- Asset tokens represent a debt or equity claim on the issuer such as a share in future company earnings or a claim on future cash flows. They fall under existing securities law, and, for the most part, under the regulation for “uncertificated securities.” Hence, they do not require a prospectus.
Classifications are not mutually exclusive. Tokens may be hybrid, hence submitted to multiple regulations. In addition, to be considered as a utility, a token should “actually be used in this way at the point of issue.” This is often not the case since the application or service to which the tokens will grant access to generally do not exist at the time when ICOs raise seed money to build it.

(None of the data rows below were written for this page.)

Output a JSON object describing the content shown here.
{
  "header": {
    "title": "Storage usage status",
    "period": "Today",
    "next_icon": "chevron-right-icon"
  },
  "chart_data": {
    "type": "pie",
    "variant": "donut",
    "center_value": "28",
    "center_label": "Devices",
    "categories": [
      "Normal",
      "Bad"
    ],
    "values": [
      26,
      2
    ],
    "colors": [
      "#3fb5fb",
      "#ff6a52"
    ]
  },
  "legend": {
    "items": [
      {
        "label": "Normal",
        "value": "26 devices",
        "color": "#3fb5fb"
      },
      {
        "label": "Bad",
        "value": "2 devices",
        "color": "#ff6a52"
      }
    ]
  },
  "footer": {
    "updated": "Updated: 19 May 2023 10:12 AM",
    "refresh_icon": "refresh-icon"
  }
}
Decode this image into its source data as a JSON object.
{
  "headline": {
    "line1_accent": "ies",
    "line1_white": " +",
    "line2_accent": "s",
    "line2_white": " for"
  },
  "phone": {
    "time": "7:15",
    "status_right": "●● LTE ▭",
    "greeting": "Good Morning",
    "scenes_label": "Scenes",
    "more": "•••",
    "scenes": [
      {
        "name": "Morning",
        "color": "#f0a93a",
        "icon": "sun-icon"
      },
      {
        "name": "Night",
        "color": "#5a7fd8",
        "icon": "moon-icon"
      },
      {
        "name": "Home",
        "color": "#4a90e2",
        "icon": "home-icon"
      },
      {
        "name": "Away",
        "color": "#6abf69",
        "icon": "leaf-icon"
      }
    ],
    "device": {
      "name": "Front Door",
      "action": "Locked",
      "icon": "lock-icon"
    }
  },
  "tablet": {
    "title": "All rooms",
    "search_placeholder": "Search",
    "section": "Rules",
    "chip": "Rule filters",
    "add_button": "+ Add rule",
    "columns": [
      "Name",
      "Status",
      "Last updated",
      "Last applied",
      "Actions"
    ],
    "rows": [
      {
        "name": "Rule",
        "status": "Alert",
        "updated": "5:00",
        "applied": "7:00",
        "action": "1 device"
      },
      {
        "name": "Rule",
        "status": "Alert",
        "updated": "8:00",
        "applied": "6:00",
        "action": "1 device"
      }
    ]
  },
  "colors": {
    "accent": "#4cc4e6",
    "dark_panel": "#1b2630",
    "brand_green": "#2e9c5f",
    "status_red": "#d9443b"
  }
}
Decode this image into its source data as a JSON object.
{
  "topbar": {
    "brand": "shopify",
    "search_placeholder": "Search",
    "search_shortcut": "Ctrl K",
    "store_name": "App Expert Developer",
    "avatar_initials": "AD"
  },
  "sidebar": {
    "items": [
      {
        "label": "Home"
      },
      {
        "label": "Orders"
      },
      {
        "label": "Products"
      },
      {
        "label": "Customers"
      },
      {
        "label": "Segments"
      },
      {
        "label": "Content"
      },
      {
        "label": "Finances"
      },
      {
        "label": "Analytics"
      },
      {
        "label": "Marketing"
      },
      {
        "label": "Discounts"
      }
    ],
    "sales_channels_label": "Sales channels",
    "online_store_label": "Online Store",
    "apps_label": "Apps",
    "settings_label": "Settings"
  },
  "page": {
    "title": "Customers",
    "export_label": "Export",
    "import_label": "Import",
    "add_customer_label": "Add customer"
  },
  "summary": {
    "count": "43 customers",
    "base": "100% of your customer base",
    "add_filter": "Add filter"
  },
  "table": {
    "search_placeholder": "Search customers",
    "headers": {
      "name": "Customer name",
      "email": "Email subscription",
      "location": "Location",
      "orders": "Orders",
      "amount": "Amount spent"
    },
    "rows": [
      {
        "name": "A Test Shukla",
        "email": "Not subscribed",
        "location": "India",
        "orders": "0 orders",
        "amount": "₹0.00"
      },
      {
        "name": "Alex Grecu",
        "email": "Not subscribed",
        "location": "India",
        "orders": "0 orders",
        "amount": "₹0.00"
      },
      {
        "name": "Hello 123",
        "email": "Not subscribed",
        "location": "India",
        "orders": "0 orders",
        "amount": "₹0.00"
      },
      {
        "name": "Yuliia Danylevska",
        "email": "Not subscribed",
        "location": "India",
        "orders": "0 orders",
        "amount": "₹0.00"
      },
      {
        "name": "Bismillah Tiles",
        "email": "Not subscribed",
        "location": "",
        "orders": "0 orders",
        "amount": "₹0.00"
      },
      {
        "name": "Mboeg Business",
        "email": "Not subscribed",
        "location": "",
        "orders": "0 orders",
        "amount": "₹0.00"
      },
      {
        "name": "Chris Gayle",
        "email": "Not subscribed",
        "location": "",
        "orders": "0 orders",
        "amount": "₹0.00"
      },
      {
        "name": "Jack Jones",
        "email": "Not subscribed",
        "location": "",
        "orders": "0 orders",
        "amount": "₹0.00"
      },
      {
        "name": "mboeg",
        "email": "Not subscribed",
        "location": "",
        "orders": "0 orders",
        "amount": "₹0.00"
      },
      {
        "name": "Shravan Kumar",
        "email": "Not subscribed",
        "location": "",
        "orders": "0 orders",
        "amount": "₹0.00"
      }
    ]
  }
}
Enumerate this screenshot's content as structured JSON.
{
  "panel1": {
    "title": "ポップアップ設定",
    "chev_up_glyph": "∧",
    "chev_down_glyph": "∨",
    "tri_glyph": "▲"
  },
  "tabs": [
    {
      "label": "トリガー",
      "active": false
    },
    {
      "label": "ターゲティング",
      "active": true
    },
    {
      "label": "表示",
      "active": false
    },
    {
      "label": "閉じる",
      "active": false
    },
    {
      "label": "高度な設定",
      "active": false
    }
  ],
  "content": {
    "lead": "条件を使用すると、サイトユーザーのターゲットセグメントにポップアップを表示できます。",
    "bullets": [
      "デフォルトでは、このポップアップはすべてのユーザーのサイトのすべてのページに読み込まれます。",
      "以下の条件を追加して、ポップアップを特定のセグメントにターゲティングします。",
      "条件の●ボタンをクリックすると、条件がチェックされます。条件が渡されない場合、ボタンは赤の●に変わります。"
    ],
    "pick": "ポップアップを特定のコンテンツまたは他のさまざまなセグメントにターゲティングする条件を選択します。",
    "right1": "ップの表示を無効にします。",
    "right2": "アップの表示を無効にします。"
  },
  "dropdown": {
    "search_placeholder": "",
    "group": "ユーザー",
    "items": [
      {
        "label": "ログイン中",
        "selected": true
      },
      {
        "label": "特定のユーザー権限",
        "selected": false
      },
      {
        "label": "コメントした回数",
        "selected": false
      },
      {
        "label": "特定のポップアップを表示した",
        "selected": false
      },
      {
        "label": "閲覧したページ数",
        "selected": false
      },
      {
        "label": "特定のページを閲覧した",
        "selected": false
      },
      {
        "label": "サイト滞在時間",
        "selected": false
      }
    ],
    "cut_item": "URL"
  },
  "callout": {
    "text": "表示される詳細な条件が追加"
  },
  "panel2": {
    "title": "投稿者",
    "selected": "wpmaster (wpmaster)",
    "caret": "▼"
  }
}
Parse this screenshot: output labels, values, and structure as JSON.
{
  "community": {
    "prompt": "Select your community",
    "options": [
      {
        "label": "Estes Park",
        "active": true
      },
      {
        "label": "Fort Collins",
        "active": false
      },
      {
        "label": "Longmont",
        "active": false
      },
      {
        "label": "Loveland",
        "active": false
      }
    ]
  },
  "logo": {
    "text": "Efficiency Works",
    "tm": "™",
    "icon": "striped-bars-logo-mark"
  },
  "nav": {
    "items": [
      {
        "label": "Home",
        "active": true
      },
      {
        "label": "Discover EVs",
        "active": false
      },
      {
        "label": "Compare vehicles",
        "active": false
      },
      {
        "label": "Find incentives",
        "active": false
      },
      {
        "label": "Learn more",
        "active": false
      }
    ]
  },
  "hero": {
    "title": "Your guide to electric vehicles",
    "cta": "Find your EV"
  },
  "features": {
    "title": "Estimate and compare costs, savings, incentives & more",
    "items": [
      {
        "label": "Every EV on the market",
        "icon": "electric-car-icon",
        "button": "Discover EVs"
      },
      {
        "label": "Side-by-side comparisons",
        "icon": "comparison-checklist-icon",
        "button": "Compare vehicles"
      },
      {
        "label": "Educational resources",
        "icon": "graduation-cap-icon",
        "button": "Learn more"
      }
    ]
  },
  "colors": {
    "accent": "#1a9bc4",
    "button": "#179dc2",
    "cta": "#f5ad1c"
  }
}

Finally, the intermediary activities of underwriting, offering, and trading tokens on secondary markets are activities that require a license.
Each ICO has to be examined on its own merit. But the regulatory guidelines confirm the strong suspicion held by many: most tokens are not really utility tokens, but securities.
Will Regulation Benefit ICOs?
Most participants expressed their belief that a positive regulatory environment will foster, and not hamper, blockchain and cryptocurrency innovation.
As Nicolai Oster, in charge of ICOs at Bitcoin Suisse put it in his comments about FINMA’s regulation:
“We went from having no clarity and relying on best practices and existing regulations to having clarity about how people should position themselves and act. It is extremely positive for the industry as a whole, even if it might affect some ICO projects in a negative way.”
The projects that would be affected, he said, would be non-compliant ICOs that were rushed out (probably unduly claiming utility token status), many of which “should never have existed in the first place.”
Alex Tapscott, the CEO of the Blockchain Research Institute, was also quite enthusiastic about the Swiss regulatory environment (even joking he was thinking of moving there). But he also expressed some caution:
“Regulators are not the enemy. Regulation is good. But the regulation needs to be done correctly. We have to stop fraudsters from issuing ICOs and ripping off people. But on the other hand, we can’t go too far as to stop innovation.”
Other US speakers were warier. Jon Matonis, co-founder and Executive Director of the Bitcoin Foundation, referred to the SEC and was quite negative about the regulator’s ability to support the industry:
“Regulators don’t know what to do. They only know equity or debt to raise capital and ICOs don’t fit into any of the boxes.”
Tim Draper, founder of DFJ, went even further and expressed, to put it mildly, a principled distrust of any government’s ability to help this industry. He shared his dismay about the woes of the Tezos ICO which he seemed to blame at least partly on the Swiss regulator:
“Switzerland had an enormous opportunity, but I think it lost it. It can maybe regain it by being “regulatorily light”. […] From now on, Governments, like industries, will have to compete for their constituents. “
Indeed, other countries are competing with Switzerland for the ICO market ‒ nearby competitors are the Lichtenstein, Gibraltar, and possibly, soon, France. Global competition comes from Singapore and Honk Hong.
In addition, there will be more highs and lows in the ICO market. Many ICOs will publicly crash ( as expected as they are risky ventures) , some will be indicted for non-compliance, others will trigger class action suits. How will the current supporters from the Swiss establishments react?
It will be interesting to see how the Crypto Valley fares in the global competition ahead.
You can watch the replay of the conference here https://youtu.be/-s0PAdUw8a4
Therese Torris, PhD, is a Senior Contributing Editor to Crowdfund Insider. She is an entrepreneur and consultant in eFinance and eCommerce based in Paris. She has covered crowdfunding and P2P lending since the early days when Zopa was created in the United Kingdom. She was a director of research and consulting at Gartner Group Europe, Senior VP at Forrester Research and Content VP at Twenga. She publishes a French personal finance blog, Le Blog Finance Pratique.